Engaging general practice nurses in chronic disease self-management support in Australia: insights from a controlled trial in chronic obstructive pulmonary disease
Walters, JAE and Courtney-Pratt, H and Cameron-Tucker, H and Nelson, M and Robinson, A and Scott, J and Turner, P and Walters, EH and Wood-Baker, R, Engaging general practice nurses in chronic disease self-management support in Australia: insights from a controlled trial in chronic obstructive pulmonary disease, Australian Journal of Primary Health, 18, (1) pp. 74-79. ISSN 1448-7527 (2012) [Refereed Article]

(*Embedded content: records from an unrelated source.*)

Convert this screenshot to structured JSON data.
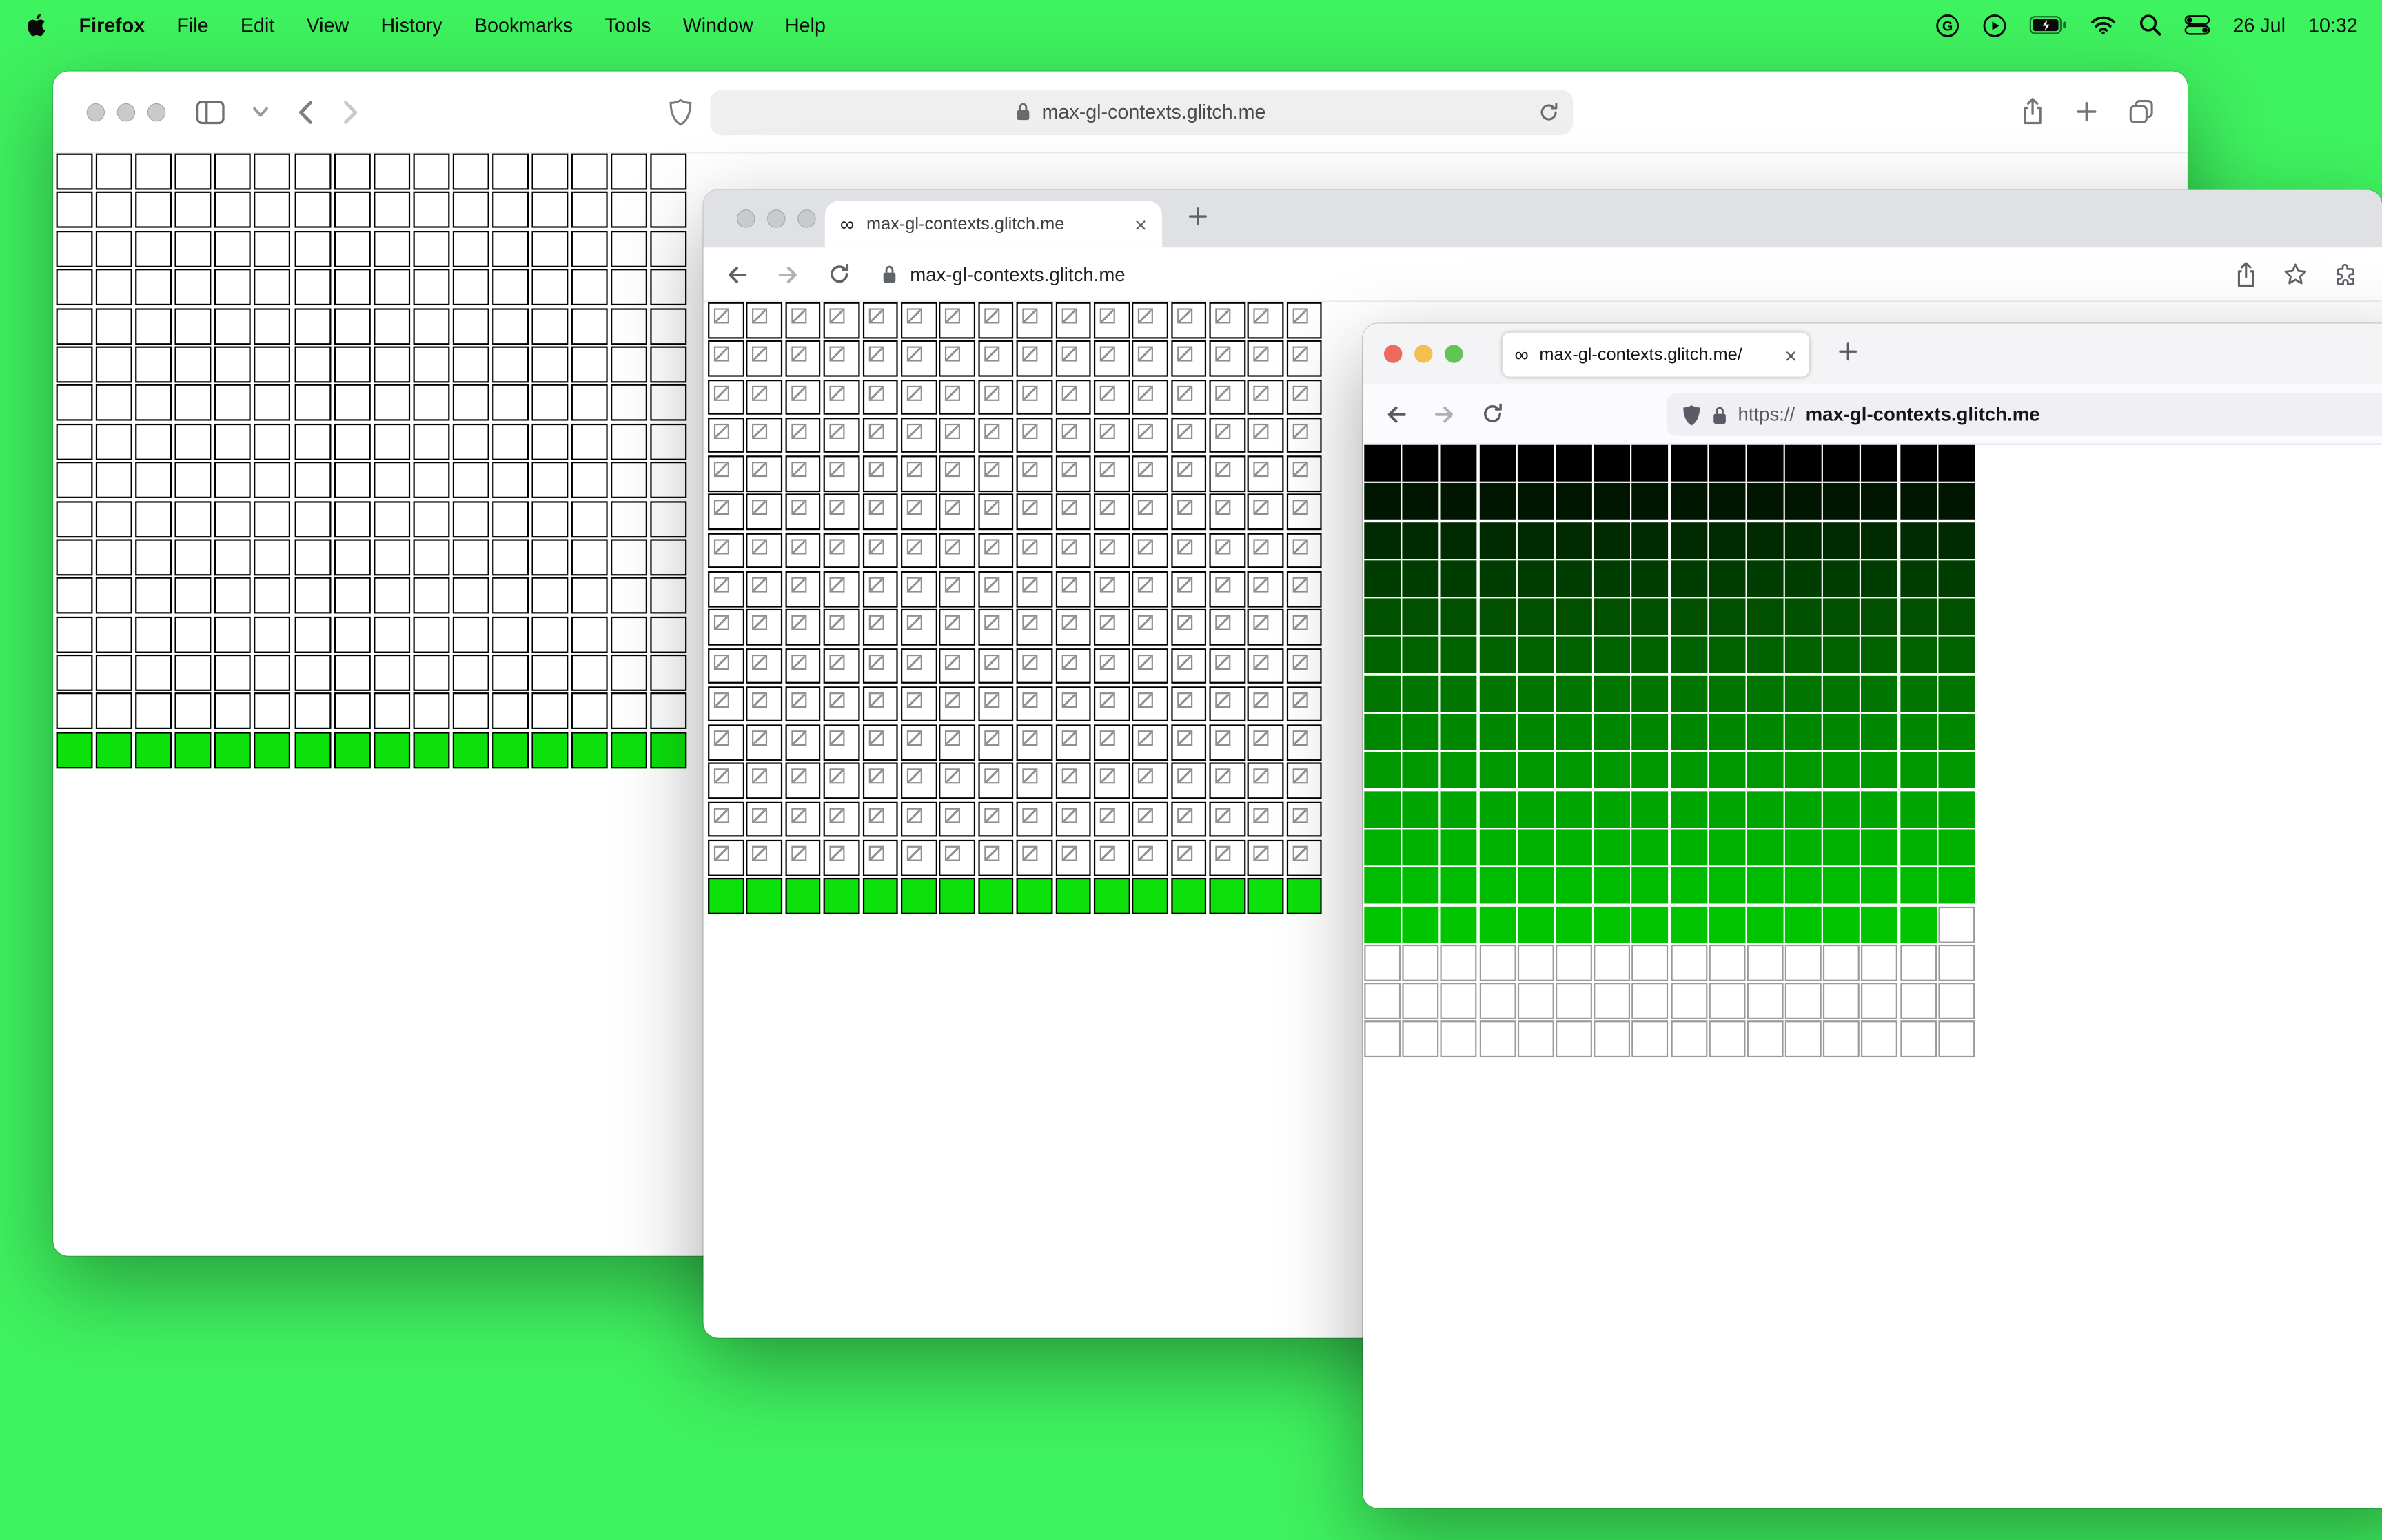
{
  "colors": {
    "desktop_green": "#3ff25f",
    "grid_green": "#0ce10c",
    "chrome_tabstrip": "#dfe1e5",
    "firefox_urlbar_bg": "#f0f0f4",
    "safari_urlfield_bg": "#efeff0"
  },
  "glyphs": {
    "infinity": "∞",
    "close": "×"
  },
  "menubar": {
    "app_name": "Firefox",
    "menus": [
      "File",
      "Edit",
      "View",
      "History",
      "Bookmarks",
      "Tools",
      "Window",
      "Help"
    ],
    "status_icons": [
      "google-g-icon",
      "play-circle-icon",
      "battery-charging-icon",
      "wifi-icon",
      "spotlight-search-icon",
      "control-center-icon"
    ],
    "date": "26 Jul",
    "time": "10:32"
  },
  "safari_window": {
    "url": "max-gl-contexts.glitch.me",
    "toolbar_icons": [
      "sidebar-icon",
      "chevron-down-icon",
      "back-icon",
      "forward-icon",
      "privacy-shield-icon",
      "lock-icon",
      "reload-icon",
      "share-icon",
      "new-tab-icon",
      "tabs-overview-icon"
    ],
    "grid": {
      "cols": 16,
      "cell": 24,
      "gapx": 2.1,
      "gapy": 1.4,
      "border": "#000000",
      "palette": {
        "green": "#0ce10c"
      },
      "rows": [
        {
          "fill": "white",
          "count": 15
        },
        {
          "fill": "green",
          "count": 1
        }
      ]
    }
  },
  "chrome_window": {
    "tab_title": "max-gl-contexts.glitch.me",
    "url": "max-gl-contexts.glitch.me",
    "toolbar_icons": [
      "back-icon",
      "forward-icon",
      "reload-icon",
      "lock-icon",
      "share-icon",
      "bookmark-star-icon",
      "extensions-icon"
    ],
    "grid": {
      "cols": 16,
      "cell": 23.6,
      "gapx": 1.8,
      "gapy": 1.7,
      "border": "#000000",
      "palette": {
        "green": "#0ce10c"
      },
      "rows": [
        {
          "fill": "broken",
          "count": 15
        },
        {
          "fill": "green",
          "count": 1
        }
      ]
    }
  },
  "firefox_window": {
    "tab_title": "max-gl-contexts.glitch.me/",
    "url_prefix": "https://",
    "url_host": "max-gl-contexts.glitch.me",
    "toolbar_icons": [
      "back-icon",
      "forward-icon",
      "reload-icon",
      "tracking-shield-icon",
      "lock-icon"
    ],
    "grid": {
      "cols": 16,
      "cell": 24,
      "gapx": 1.2,
      "gapy": 1.3,
      "whiteBorder": "#9a9a9a",
      "rows": [
        {
          "fill": "#000000"
        },
        {
          "fill": "#001600"
        },
        {
          "fill": "#002a00"
        },
        {
          "fill": "#003d00"
        },
        {
          "fill": "#005000"
        },
        {
          "fill": "#006300"
        },
        {
          "fill": "#007500"
        },
        {
          "fill": "#008700"
        },
        {
          "fill": "#009800"
        },
        {
          "fill": "#00a600"
        },
        {
          "fill": "#00b200"
        },
        {
          "fill": "#00bc00"
        },
        {
          "fill": "#00c500",
          "white_tail": 1
        },
        {
          "fill": "white",
          "count": 3
        }
      ]
    }
  }
}
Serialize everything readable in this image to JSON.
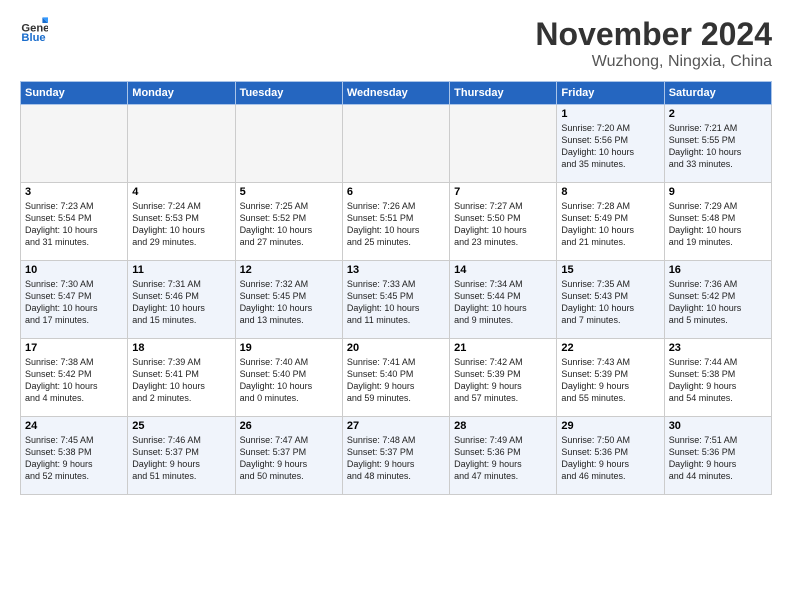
{
  "header": {
    "logo_general": "General",
    "logo_blue": "Blue",
    "month": "November 2024",
    "location": "Wuzhong, Ningxia, China"
  },
  "days_of_week": [
    "Sunday",
    "Monday",
    "Tuesday",
    "Wednesday",
    "Thursday",
    "Friday",
    "Saturday"
  ],
  "weeks": [
    [
      {
        "day": "",
        "info": "",
        "empty": true
      },
      {
        "day": "",
        "info": "",
        "empty": true
      },
      {
        "day": "",
        "info": "",
        "empty": true
      },
      {
        "day": "",
        "info": "",
        "empty": true
      },
      {
        "day": "",
        "info": "",
        "empty": true
      },
      {
        "day": "1",
        "info": "Sunrise: 7:20 AM\nSunset: 5:56 PM\nDaylight: 10 hours\nand 35 minutes.",
        "empty": false
      },
      {
        "day": "2",
        "info": "Sunrise: 7:21 AM\nSunset: 5:55 PM\nDaylight: 10 hours\nand 33 minutes.",
        "empty": false
      }
    ],
    [
      {
        "day": "3",
        "info": "Sunrise: 7:23 AM\nSunset: 5:54 PM\nDaylight: 10 hours\nand 31 minutes.",
        "empty": false
      },
      {
        "day": "4",
        "info": "Sunrise: 7:24 AM\nSunset: 5:53 PM\nDaylight: 10 hours\nand 29 minutes.",
        "empty": false
      },
      {
        "day": "5",
        "info": "Sunrise: 7:25 AM\nSunset: 5:52 PM\nDaylight: 10 hours\nand 27 minutes.",
        "empty": false
      },
      {
        "day": "6",
        "info": "Sunrise: 7:26 AM\nSunset: 5:51 PM\nDaylight: 10 hours\nand 25 minutes.",
        "empty": false
      },
      {
        "day": "7",
        "info": "Sunrise: 7:27 AM\nSunset: 5:50 PM\nDaylight: 10 hours\nand 23 minutes.",
        "empty": false
      },
      {
        "day": "8",
        "info": "Sunrise: 7:28 AM\nSunset: 5:49 PM\nDaylight: 10 hours\nand 21 minutes.",
        "empty": false
      },
      {
        "day": "9",
        "info": "Sunrise: 7:29 AM\nSunset: 5:48 PM\nDaylight: 10 hours\nand 19 minutes.",
        "empty": false
      }
    ],
    [
      {
        "day": "10",
        "info": "Sunrise: 7:30 AM\nSunset: 5:47 PM\nDaylight: 10 hours\nand 17 minutes.",
        "empty": false
      },
      {
        "day": "11",
        "info": "Sunrise: 7:31 AM\nSunset: 5:46 PM\nDaylight: 10 hours\nand 15 minutes.",
        "empty": false
      },
      {
        "day": "12",
        "info": "Sunrise: 7:32 AM\nSunset: 5:45 PM\nDaylight: 10 hours\nand 13 minutes.",
        "empty": false
      },
      {
        "day": "13",
        "info": "Sunrise: 7:33 AM\nSunset: 5:45 PM\nDaylight: 10 hours\nand 11 minutes.",
        "empty": false
      },
      {
        "day": "14",
        "info": "Sunrise: 7:34 AM\nSunset: 5:44 PM\nDaylight: 10 hours\nand 9 minutes.",
        "empty": false
      },
      {
        "day": "15",
        "info": "Sunrise: 7:35 AM\nSunset: 5:43 PM\nDaylight: 10 hours\nand 7 minutes.",
        "empty": false
      },
      {
        "day": "16",
        "info": "Sunrise: 7:36 AM\nSunset: 5:42 PM\nDaylight: 10 hours\nand 5 minutes.",
        "empty": false
      }
    ],
    [
      {
        "day": "17",
        "info": "Sunrise: 7:38 AM\nSunset: 5:42 PM\nDaylight: 10 hours\nand 4 minutes.",
        "empty": false
      },
      {
        "day": "18",
        "info": "Sunrise: 7:39 AM\nSunset: 5:41 PM\nDaylight: 10 hours\nand 2 minutes.",
        "empty": false
      },
      {
        "day": "19",
        "info": "Sunrise: 7:40 AM\nSunset: 5:40 PM\nDaylight: 10 hours\nand 0 minutes.",
        "empty": false
      },
      {
        "day": "20",
        "info": "Sunrise: 7:41 AM\nSunset: 5:40 PM\nDaylight: 9 hours\nand 59 minutes.",
        "empty": false
      },
      {
        "day": "21",
        "info": "Sunrise: 7:42 AM\nSunset: 5:39 PM\nDaylight: 9 hours\nand 57 minutes.",
        "empty": false
      },
      {
        "day": "22",
        "info": "Sunrise: 7:43 AM\nSunset: 5:39 PM\nDaylight: 9 hours\nand 55 minutes.",
        "empty": false
      },
      {
        "day": "23",
        "info": "Sunrise: 7:44 AM\nSunset: 5:38 PM\nDaylight: 9 hours\nand 54 minutes.",
        "empty": false
      }
    ],
    [
      {
        "day": "24",
        "info": "Sunrise: 7:45 AM\nSunset: 5:38 PM\nDaylight: 9 hours\nand 52 minutes.",
        "empty": false
      },
      {
        "day": "25",
        "info": "Sunrise: 7:46 AM\nSunset: 5:37 PM\nDaylight: 9 hours\nand 51 minutes.",
        "empty": false
      },
      {
        "day": "26",
        "info": "Sunrise: 7:47 AM\nSunset: 5:37 PM\nDaylight: 9 hours\nand 50 minutes.",
        "empty": false
      },
      {
        "day": "27",
        "info": "Sunrise: 7:48 AM\nSunset: 5:37 PM\nDaylight: 9 hours\nand 48 minutes.",
        "empty": false
      },
      {
        "day": "28",
        "info": "Sunrise: 7:49 AM\nSunset: 5:36 PM\nDaylight: 9 hours\nand 47 minutes.",
        "empty": false
      },
      {
        "day": "29",
        "info": "Sunrise: 7:50 AM\nSunset: 5:36 PM\nDaylight: 9 hours\nand 46 minutes.",
        "empty": false
      },
      {
        "day": "30",
        "info": "Sunrise: 7:51 AM\nSunset: 5:36 PM\nDaylight: 9 hours\nand 44 minutes.",
        "empty": false
      }
    ]
  ]
}
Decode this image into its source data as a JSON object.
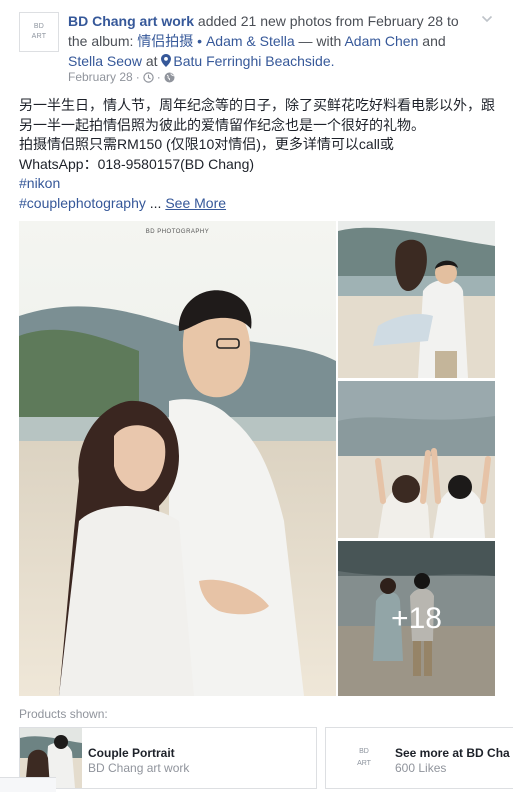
{
  "post": {
    "avatar_lines": [
      "BD",
      "ART"
    ],
    "author": "BD Chang art work",
    "action_text": " added 21 new photos from February 28 to the album: ",
    "album": "情侣拍摄 • Adam & Stella",
    "with_text": " — with ",
    "person1": "Adam Chen",
    "and_text": " and ",
    "person2": "Stella Seow",
    "at_text": " at ",
    "place": "Batu Ferringhi Beachside.",
    "date": "February 28",
    "dot": "·",
    "icons": {
      "clock": "clock-icon",
      "globe": "globe-icon",
      "location": "location-pin-icon",
      "menu": "chevron-down-icon"
    }
  },
  "text": {
    "line1": "另一半生日，情人节，周年纪念等的日子，除了买鲜花吃好料看电影以外，跟",
    "line2": "另一半一起拍情侣照为彼此的爱情留作纪念也是一个很好的礼物。",
    "line3": "拍摄情侣照只需RM150 (仅限10对情侣)，更多详情可以call或",
    "line4": "WhatsApp：018-9580157(BD Chang)",
    "hashtag1": "#nikon",
    "hashtag2": "#couplephotography",
    "ellipsis": " ... ",
    "see_more": "See More"
  },
  "photos": {
    "watermark": "BD PHOTOGRAPHY",
    "more_count": "+18"
  },
  "products": {
    "label": "Products shown:",
    "items": [
      {
        "title": "Couple Portrait",
        "subtitle": "BD Chang art work"
      },
      {
        "title": "See more at BD Cha",
        "subtitle": "600 Likes",
        "logo_lines": [
          "BD",
          "ART"
        ]
      }
    ]
  },
  "colors": {
    "link": "#365899",
    "meta": "#90949c",
    "text": "#1d2129",
    "border": "#dddfe2"
  }
}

The growing burden of chronic disease will increase the role of primary care in supporting self-management and health-behaviour change. This role could be undertaken to some extent by the increased practice nurse work-force that has occurred over recent years. Mixed-methods were used to investigate the potential for general practice nurses adopting this role during a 12-month randomised controlled study of telephone-delivered health-mentoring in Tasmanian practices. Nurses (general practice and community health) were trained as health-mentors to assist COPD patients to identify and achieve personal health related goals through action plans. Of 21% of invited practices responding, 19 were allocated to health-mentoring but general practice nurses were unable to train as health-mentor in 14 (74%) principally due to lack of financial compensation and/or work load pressure. For five general practice nurses trained as health-mentors, roles currently included some chronic disease management, but training enhanced their self-management understanding and skills and increased the focus on patient-partnership, prioritising patients’ choices and achievability. Difficulties that lead to early withdrawal of health-mentors were competing demands, insufficient time available, phone calls having lower priority than face-to-face interactions and changing employment. Skills gained were rated as valuable, applicable to all clinical practice and transferable to other health care settings. Although these results suggest training can enhance general practice nurses’ skills to deliver self-management support in chronic disease, there are significant systems barriers that will also need to be addressed through funding models and organisational change.
behaviour change, health mentoring, qualitative research